11. Visits to A&E departments
12. Admissions to ITU
13. Duration of admissions
14. Waiting times from referral to assessment
15. Quality of Life measures before and after assessment of women at the EPAU during initial and follow-up visits
16. Anxiety measured on a horizontal 10cm visual analog scale
17. Cost-effectiveness of different staffing models
Overall trial start date
Overall trial end date
Reason abandoned (if study stopped)
Participant inclusion criteria
Prospective observational cohort study (primary):
Pregnant women (16 years of age and over) attending Early Pregnancy Assessment Units because of suspected early pregnancy complications.
Health economic evaluation, patient satisfaction survey and qualitative interviews with service users:
Pregnant women (16 years of age and over) attending Early Pregnancy Assessment Units because of suspected early pregnancy complications who agree to sign a written consent to participate.
Hospital emergency care audit:
All women attending hospital emergency service because of early pregnancy complications over a period of three months.
All members of staff directly involved in providing early pregnancy care.
Target number of participants
Participant exclusion criteria
Health economic evaluation, patient satisfaction survey and qualitative study:
Women who are haemodynamically unstable, in severe pain and those who refuse consent to participate in the study.
Recruitment start date
Recruitment end date
Countries of recruitment
Trial participating centre
University College Hospital London
EGA Wing 25 Grafton Way
National Institute for Health Research
Funding Body Type
Funding Body Subtype
Results and Publications
Publication and dissemination plan

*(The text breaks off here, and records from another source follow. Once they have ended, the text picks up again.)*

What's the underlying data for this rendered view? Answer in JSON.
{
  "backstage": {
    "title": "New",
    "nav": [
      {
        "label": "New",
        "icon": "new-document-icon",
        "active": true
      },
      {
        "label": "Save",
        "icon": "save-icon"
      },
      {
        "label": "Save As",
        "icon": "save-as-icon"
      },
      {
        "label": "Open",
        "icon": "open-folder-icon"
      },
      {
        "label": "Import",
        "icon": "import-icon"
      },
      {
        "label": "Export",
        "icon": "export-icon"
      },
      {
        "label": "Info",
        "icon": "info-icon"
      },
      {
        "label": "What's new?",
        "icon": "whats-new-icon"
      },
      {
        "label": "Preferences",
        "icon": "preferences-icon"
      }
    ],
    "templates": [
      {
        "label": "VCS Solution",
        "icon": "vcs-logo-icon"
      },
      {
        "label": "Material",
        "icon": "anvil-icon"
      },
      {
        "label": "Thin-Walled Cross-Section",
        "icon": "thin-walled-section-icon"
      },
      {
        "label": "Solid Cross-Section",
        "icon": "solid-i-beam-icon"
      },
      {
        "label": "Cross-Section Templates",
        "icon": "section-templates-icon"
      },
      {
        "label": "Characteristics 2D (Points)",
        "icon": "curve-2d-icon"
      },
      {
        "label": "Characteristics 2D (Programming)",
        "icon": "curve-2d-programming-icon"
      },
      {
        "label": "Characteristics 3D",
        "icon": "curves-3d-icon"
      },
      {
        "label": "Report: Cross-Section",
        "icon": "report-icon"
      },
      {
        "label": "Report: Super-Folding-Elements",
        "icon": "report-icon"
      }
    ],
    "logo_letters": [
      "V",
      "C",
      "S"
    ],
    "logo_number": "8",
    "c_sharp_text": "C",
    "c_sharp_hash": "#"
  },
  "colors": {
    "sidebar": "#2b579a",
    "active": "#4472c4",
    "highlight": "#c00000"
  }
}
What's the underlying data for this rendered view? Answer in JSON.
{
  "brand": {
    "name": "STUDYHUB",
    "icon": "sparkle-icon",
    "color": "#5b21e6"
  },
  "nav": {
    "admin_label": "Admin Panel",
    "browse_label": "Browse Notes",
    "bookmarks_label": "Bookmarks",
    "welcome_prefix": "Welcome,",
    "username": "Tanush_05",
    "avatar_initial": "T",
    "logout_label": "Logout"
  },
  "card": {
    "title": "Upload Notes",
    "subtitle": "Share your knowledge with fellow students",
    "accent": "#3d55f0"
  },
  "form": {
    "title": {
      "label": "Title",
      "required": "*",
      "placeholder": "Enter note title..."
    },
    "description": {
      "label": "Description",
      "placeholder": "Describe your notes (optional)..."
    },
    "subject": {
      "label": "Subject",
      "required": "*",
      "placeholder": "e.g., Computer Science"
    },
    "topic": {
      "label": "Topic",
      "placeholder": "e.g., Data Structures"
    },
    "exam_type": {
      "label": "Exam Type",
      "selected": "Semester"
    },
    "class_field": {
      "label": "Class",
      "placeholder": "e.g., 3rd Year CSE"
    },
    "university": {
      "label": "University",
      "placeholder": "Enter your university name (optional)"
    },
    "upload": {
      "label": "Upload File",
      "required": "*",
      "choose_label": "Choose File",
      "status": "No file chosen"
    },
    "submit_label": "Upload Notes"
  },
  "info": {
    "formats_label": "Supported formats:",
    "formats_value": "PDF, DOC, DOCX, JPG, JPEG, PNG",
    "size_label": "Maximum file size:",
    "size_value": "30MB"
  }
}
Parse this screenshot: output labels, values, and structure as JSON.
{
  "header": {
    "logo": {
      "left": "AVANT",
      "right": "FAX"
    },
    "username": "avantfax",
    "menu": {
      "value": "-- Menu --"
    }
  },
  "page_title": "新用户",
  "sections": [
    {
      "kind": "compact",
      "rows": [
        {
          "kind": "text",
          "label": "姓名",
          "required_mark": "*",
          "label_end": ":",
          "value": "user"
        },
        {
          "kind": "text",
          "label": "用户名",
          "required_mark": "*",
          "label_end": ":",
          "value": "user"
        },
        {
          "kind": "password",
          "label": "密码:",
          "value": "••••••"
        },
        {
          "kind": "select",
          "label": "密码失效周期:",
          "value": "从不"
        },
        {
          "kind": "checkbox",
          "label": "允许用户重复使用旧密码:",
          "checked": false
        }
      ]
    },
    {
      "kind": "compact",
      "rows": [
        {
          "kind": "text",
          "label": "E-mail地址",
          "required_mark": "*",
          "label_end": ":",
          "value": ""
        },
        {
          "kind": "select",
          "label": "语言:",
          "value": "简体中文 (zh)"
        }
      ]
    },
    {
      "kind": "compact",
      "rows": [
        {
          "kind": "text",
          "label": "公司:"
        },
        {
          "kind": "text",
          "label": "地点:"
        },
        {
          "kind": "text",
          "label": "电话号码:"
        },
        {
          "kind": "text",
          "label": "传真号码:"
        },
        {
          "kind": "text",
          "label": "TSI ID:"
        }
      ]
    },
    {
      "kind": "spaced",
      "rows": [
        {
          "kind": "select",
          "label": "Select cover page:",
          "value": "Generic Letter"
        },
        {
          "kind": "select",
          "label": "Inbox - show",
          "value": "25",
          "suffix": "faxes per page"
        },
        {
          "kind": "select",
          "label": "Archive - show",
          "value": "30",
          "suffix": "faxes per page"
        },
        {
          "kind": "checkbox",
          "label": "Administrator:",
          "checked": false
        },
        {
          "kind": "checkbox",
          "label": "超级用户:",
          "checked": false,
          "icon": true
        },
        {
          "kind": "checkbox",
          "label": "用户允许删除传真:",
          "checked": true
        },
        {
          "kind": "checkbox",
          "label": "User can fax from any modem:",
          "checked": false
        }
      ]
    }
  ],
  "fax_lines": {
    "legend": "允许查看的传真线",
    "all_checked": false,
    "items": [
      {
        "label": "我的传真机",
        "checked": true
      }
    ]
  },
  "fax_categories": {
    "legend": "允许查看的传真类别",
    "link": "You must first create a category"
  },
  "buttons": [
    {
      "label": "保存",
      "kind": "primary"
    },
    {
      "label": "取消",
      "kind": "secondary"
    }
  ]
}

To be confirmed at a later date
Intention to publish date
Participant level data
Not expected to be available
Basic results (scientific)